"Food at Sea: Preservation and Preparation," at 3 p.m. Nov. 19, will focus on how food
was preserved and prepared in the 18th and early 19th centuries aboard ships.
"The galleys in most modern sailboats have enough convenience that it isn't too different from cooking at home, but a hundred years ago food aboard ship was very different," reads the November lecture description on the museum website. "It wasn't all bad, of course, but it wasn't all great either."
The lectures are mostly headed by John Beale, museum education and volunteer coordinator for two and a half years.
"There's lots of different segments of Florida history that make up the whole picture," Beale said.
Beale said he hopes the series creates more interest in state history, especially for people who hail from elsewhere.
"A lot of them don't realize just how much history Florida has," he said. "There's more than 500 years now of European history in Florida and then, of course, there's the Native American history that happens before European contact."
The last lecture, "An Introduction to Small Boats," takes place at 3 p.m. Dec. 17.
"John's been trying to match (the individual lectures) to the season, which is why right before Thanksgiving we have the lecture on food preparation," Nash said.
She said choosing topics to run with was exciting.
"We know that we have lots of opportunities to keep telling new stories. It's a matter of what do we tell now -- and what do we tell later?" she said. "We hope that (those who attend the lectures) learn somethiing they never knew before and they come back and tell friends to come."
RSVP: Call Halee Turner at 941-708-6120.
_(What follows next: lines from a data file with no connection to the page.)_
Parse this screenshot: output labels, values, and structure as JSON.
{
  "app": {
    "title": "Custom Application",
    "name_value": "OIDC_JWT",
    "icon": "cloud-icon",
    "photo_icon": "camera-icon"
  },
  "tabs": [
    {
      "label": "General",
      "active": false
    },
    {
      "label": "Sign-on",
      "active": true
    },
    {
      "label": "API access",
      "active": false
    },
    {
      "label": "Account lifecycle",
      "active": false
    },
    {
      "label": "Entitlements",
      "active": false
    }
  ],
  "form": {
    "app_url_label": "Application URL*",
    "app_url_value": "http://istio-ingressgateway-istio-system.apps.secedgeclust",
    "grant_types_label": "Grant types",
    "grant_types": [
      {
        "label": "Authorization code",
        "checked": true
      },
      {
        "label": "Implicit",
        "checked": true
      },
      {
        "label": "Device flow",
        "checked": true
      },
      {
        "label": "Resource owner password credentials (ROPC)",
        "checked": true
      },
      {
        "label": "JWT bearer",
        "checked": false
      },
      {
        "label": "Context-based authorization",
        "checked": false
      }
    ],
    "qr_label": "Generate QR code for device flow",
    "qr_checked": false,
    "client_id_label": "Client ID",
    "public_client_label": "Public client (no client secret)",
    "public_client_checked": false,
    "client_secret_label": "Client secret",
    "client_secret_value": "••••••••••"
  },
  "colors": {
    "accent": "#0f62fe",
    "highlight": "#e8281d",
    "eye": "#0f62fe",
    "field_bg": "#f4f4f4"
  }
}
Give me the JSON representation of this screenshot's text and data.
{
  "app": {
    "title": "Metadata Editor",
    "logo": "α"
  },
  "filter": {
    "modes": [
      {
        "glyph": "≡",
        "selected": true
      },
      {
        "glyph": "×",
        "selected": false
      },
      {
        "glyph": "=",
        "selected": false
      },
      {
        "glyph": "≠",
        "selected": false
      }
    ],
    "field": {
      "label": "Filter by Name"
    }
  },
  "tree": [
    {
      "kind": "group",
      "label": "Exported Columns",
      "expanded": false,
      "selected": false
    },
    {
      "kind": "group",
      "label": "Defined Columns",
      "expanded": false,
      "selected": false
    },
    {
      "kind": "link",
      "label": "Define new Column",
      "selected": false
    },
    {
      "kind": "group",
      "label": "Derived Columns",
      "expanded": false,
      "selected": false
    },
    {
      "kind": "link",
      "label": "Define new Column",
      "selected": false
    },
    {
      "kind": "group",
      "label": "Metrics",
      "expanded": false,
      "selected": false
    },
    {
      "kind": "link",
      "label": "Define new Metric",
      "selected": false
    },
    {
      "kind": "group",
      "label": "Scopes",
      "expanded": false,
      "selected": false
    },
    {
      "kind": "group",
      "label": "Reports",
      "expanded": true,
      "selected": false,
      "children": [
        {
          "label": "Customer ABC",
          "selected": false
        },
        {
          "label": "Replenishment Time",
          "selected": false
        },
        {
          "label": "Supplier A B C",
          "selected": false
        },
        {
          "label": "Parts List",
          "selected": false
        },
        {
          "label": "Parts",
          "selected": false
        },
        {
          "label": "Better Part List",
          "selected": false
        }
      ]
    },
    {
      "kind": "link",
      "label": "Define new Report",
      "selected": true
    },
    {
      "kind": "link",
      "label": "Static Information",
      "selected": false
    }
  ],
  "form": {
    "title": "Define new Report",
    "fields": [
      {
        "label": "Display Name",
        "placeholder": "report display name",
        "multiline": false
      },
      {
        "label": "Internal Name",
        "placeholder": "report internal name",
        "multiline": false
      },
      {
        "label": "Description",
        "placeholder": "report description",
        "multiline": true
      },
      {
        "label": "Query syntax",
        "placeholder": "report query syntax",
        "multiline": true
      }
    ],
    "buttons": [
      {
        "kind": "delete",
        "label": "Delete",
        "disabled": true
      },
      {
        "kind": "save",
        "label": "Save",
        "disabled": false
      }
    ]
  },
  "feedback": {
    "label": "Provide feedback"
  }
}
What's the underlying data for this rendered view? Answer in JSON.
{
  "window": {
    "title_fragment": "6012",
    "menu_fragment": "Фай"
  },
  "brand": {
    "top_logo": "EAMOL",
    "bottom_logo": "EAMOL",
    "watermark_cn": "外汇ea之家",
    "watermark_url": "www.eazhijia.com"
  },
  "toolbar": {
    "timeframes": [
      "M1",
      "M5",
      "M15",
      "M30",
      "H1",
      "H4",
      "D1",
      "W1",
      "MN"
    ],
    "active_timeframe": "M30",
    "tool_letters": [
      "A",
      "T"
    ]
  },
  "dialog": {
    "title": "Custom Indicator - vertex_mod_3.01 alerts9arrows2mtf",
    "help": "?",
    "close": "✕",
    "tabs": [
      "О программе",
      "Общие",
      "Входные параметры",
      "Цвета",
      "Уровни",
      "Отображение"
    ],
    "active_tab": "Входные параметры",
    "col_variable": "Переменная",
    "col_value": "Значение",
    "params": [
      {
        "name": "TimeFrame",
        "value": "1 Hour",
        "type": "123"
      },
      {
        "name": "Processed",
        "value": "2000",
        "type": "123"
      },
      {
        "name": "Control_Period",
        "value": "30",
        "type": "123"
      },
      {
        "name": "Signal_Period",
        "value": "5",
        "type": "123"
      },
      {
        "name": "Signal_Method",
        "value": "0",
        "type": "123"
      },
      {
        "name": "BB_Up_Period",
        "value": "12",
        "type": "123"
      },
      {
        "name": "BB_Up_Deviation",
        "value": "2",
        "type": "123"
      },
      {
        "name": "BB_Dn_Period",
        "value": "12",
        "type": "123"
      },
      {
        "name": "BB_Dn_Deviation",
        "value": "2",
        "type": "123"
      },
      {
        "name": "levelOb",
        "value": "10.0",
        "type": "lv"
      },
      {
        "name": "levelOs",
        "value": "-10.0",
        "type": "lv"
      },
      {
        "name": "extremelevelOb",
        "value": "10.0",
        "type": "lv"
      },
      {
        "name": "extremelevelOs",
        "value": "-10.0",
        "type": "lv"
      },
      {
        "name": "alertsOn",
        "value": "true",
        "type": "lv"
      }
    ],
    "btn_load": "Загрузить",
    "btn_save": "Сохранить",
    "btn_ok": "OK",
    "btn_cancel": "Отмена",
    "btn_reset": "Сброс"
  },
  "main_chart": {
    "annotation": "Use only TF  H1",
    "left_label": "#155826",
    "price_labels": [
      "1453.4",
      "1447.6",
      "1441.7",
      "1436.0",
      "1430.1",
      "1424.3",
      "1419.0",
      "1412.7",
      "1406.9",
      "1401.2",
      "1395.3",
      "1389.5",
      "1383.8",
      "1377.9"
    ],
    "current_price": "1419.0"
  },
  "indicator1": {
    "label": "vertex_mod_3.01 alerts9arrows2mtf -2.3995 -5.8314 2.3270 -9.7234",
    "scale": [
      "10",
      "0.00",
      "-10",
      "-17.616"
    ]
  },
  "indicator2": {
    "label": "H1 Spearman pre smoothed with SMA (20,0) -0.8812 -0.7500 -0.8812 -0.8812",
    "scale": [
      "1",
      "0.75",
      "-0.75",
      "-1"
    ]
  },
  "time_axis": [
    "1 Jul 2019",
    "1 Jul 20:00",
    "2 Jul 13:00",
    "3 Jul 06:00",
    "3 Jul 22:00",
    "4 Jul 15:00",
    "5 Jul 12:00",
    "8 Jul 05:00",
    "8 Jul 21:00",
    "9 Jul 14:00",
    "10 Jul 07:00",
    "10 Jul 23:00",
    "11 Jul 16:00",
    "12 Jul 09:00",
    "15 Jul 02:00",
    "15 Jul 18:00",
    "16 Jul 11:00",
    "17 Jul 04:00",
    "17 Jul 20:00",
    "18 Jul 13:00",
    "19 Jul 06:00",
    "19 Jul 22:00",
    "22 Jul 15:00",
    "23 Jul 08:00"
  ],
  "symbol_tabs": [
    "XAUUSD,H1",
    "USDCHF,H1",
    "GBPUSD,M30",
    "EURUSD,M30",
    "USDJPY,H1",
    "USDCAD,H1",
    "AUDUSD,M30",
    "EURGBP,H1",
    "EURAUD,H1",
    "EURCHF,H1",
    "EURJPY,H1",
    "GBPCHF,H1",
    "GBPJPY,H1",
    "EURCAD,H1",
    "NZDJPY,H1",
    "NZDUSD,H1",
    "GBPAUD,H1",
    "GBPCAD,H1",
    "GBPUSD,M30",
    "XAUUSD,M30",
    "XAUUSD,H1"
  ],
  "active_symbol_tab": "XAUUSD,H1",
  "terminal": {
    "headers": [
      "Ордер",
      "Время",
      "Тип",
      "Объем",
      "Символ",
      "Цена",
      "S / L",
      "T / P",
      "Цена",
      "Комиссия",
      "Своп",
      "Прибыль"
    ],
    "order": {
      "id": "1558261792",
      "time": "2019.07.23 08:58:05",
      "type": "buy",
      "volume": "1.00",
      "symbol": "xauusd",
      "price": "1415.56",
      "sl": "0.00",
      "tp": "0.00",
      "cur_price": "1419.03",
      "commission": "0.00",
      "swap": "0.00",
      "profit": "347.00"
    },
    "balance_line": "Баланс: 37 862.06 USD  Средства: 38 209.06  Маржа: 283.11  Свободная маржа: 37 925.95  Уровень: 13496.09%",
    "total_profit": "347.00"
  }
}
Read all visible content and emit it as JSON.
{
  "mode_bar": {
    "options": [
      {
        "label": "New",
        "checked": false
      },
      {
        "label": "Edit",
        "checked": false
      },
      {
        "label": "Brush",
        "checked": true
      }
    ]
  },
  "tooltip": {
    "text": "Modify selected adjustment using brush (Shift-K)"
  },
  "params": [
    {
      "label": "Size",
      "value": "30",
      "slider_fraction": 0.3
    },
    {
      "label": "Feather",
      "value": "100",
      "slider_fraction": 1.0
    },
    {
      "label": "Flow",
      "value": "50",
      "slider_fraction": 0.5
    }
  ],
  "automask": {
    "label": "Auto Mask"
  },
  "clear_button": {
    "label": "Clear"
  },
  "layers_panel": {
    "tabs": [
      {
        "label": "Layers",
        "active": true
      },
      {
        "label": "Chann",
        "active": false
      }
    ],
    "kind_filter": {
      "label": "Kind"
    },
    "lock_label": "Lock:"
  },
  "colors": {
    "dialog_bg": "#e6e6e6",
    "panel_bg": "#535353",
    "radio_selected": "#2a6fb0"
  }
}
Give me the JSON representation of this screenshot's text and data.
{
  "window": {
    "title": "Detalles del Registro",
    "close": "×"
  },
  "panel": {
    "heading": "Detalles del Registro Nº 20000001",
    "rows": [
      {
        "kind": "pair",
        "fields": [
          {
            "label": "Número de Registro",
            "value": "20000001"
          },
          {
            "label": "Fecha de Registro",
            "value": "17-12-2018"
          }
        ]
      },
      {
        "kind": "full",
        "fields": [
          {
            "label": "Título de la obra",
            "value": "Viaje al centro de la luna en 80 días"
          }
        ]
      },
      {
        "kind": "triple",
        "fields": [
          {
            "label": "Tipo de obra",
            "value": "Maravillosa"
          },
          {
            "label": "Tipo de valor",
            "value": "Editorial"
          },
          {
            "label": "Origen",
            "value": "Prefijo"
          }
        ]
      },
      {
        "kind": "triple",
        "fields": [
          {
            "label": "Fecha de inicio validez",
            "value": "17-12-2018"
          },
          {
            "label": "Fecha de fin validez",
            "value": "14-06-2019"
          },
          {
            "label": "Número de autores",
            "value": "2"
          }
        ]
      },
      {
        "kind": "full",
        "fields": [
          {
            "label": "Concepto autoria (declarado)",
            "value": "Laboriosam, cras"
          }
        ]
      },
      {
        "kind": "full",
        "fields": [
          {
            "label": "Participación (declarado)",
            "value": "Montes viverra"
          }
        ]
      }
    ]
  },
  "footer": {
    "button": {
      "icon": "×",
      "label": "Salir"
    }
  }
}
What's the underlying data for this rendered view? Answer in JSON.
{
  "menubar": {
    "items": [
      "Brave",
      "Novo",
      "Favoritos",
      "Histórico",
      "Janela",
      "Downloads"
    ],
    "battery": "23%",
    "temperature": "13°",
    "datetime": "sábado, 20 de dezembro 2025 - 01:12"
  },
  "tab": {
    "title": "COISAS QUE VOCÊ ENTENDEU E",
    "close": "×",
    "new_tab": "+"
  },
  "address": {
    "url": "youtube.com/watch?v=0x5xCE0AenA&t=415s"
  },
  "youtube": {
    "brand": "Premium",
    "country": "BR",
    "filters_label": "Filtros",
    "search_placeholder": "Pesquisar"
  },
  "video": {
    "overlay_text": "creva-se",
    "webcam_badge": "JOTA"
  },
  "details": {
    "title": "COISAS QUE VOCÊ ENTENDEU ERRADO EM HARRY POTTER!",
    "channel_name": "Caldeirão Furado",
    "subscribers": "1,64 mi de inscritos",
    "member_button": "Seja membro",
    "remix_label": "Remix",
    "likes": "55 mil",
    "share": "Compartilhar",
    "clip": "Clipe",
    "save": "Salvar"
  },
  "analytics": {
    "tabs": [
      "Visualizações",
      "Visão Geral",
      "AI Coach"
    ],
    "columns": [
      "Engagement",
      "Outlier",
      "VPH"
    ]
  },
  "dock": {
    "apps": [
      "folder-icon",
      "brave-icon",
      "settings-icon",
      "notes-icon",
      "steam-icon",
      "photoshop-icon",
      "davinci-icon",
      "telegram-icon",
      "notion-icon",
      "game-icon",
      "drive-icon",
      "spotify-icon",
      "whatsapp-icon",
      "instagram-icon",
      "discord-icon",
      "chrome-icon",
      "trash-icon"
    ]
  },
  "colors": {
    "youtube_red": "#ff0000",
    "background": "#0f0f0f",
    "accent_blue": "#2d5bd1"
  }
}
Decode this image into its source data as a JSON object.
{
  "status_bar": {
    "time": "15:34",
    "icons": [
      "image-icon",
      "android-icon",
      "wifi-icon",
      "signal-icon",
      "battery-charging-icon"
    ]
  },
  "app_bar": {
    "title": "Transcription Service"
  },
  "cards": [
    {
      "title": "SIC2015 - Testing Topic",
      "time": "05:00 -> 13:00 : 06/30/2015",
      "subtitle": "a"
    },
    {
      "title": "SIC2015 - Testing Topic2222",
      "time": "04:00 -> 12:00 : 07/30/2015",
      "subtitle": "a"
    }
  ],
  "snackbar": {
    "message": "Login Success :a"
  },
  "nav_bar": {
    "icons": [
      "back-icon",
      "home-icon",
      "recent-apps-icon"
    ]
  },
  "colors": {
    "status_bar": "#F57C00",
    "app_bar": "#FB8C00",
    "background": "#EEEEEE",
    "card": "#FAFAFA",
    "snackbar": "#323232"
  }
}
Amaris Castillo, law enforcement/island reporter, can be reached at 941-745-7051. You can follow her on Twitter @AmarisCastillo.